Task details:
When the string "Fächer" occurs in a line of the records, show that line.

(Component data from apps and pages)
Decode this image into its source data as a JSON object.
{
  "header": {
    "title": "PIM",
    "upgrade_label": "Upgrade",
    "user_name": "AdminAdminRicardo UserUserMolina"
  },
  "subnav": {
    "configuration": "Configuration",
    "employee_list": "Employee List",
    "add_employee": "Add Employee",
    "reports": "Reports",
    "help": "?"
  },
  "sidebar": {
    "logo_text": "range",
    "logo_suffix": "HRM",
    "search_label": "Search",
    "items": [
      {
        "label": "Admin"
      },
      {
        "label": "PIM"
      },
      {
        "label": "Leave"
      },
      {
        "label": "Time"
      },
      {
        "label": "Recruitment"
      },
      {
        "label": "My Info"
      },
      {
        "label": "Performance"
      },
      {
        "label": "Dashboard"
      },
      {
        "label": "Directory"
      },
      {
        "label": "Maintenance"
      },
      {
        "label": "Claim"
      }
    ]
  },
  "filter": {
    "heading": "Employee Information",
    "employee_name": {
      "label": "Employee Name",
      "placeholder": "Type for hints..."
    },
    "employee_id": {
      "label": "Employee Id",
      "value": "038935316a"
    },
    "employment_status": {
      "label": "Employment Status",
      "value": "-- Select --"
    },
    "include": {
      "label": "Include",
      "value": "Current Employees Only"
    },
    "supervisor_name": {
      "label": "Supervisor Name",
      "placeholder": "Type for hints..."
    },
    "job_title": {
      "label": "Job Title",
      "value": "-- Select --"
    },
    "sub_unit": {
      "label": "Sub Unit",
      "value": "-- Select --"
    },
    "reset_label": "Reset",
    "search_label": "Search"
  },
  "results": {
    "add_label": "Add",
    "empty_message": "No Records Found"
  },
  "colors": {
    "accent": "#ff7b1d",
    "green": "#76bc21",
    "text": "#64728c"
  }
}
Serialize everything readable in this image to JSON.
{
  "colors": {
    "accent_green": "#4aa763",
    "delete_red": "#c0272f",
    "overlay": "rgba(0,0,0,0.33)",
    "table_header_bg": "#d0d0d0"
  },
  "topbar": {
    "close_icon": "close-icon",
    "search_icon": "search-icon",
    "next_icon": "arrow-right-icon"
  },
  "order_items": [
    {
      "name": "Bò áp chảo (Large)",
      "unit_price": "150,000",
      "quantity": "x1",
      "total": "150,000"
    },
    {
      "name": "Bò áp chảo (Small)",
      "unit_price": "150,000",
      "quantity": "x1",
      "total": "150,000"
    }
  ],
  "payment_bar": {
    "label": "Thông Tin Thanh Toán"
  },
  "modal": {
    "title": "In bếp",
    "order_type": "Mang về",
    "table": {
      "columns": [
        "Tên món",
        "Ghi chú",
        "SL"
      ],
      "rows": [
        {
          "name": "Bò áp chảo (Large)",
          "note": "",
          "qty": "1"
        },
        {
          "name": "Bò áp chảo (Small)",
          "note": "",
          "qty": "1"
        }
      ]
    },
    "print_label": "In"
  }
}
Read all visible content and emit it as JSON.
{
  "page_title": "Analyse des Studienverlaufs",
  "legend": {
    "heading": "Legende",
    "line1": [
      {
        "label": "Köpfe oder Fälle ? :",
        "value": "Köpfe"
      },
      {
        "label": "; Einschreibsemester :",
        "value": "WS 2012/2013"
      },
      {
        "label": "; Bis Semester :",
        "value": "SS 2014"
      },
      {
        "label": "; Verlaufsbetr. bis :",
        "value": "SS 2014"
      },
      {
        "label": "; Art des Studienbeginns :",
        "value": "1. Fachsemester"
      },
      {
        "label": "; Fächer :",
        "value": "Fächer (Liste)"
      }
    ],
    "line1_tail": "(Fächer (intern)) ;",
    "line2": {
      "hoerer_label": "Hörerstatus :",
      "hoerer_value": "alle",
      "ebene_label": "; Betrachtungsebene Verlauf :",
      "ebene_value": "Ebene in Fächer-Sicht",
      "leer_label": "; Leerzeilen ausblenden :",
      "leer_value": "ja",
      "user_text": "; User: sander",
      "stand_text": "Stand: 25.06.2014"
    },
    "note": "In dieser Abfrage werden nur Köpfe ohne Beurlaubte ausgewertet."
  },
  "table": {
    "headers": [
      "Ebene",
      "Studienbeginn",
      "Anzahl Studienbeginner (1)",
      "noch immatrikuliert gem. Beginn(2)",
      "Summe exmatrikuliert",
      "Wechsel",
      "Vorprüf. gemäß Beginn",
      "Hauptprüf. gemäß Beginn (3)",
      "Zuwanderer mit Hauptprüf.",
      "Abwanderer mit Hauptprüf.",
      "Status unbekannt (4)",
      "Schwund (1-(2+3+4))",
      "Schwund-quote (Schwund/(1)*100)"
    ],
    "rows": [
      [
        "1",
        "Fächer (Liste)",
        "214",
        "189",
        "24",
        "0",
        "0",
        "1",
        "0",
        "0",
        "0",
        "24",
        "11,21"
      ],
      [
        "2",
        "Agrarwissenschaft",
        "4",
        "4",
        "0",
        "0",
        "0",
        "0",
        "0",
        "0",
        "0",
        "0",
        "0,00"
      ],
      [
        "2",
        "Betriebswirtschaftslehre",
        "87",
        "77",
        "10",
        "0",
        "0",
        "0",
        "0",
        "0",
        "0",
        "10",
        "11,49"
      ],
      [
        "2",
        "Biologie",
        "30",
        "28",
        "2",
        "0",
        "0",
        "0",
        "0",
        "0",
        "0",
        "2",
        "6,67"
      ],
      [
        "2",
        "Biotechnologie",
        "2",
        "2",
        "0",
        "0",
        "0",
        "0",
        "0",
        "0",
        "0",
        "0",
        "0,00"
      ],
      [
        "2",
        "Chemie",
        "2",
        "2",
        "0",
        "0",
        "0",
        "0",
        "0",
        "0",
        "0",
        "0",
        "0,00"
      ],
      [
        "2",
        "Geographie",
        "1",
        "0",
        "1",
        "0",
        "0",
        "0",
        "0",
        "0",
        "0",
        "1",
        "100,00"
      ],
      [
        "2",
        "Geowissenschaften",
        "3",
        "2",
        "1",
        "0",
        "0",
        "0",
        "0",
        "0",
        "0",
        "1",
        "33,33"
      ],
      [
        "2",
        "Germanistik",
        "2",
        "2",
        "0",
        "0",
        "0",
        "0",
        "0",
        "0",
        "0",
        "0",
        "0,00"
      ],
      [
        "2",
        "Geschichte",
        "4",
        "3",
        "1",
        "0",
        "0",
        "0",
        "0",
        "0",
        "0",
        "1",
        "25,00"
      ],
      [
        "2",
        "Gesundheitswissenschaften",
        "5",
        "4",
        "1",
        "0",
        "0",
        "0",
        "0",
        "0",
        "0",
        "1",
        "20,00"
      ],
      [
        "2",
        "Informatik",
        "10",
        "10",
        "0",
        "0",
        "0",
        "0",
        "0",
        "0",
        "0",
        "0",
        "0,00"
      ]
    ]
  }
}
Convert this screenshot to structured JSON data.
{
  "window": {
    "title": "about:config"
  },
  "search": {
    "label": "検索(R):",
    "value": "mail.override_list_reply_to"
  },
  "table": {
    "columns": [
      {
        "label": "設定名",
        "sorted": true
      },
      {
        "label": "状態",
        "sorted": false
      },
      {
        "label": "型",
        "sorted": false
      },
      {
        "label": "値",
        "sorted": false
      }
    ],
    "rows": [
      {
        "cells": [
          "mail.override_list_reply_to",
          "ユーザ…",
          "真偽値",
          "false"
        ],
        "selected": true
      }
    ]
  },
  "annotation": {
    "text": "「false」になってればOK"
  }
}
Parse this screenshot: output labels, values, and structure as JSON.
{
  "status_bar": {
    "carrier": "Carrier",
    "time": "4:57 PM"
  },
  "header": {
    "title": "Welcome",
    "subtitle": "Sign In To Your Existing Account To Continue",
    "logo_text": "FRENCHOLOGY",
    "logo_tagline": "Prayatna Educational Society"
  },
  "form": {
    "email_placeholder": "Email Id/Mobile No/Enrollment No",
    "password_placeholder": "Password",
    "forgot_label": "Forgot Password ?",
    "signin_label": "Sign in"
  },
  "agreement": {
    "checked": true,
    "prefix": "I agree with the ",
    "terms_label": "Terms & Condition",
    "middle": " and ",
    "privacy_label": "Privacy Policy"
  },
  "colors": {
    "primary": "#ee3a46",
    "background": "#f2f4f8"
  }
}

Task output:
        "label": "; Fächer :",
        "value": "Fächer (Liste)"
    "line1_tail": "(Fächer (intern)) ;",
      "ebene_value": "Ebene in Fächer-Sicht",
        "Fächer (Liste)",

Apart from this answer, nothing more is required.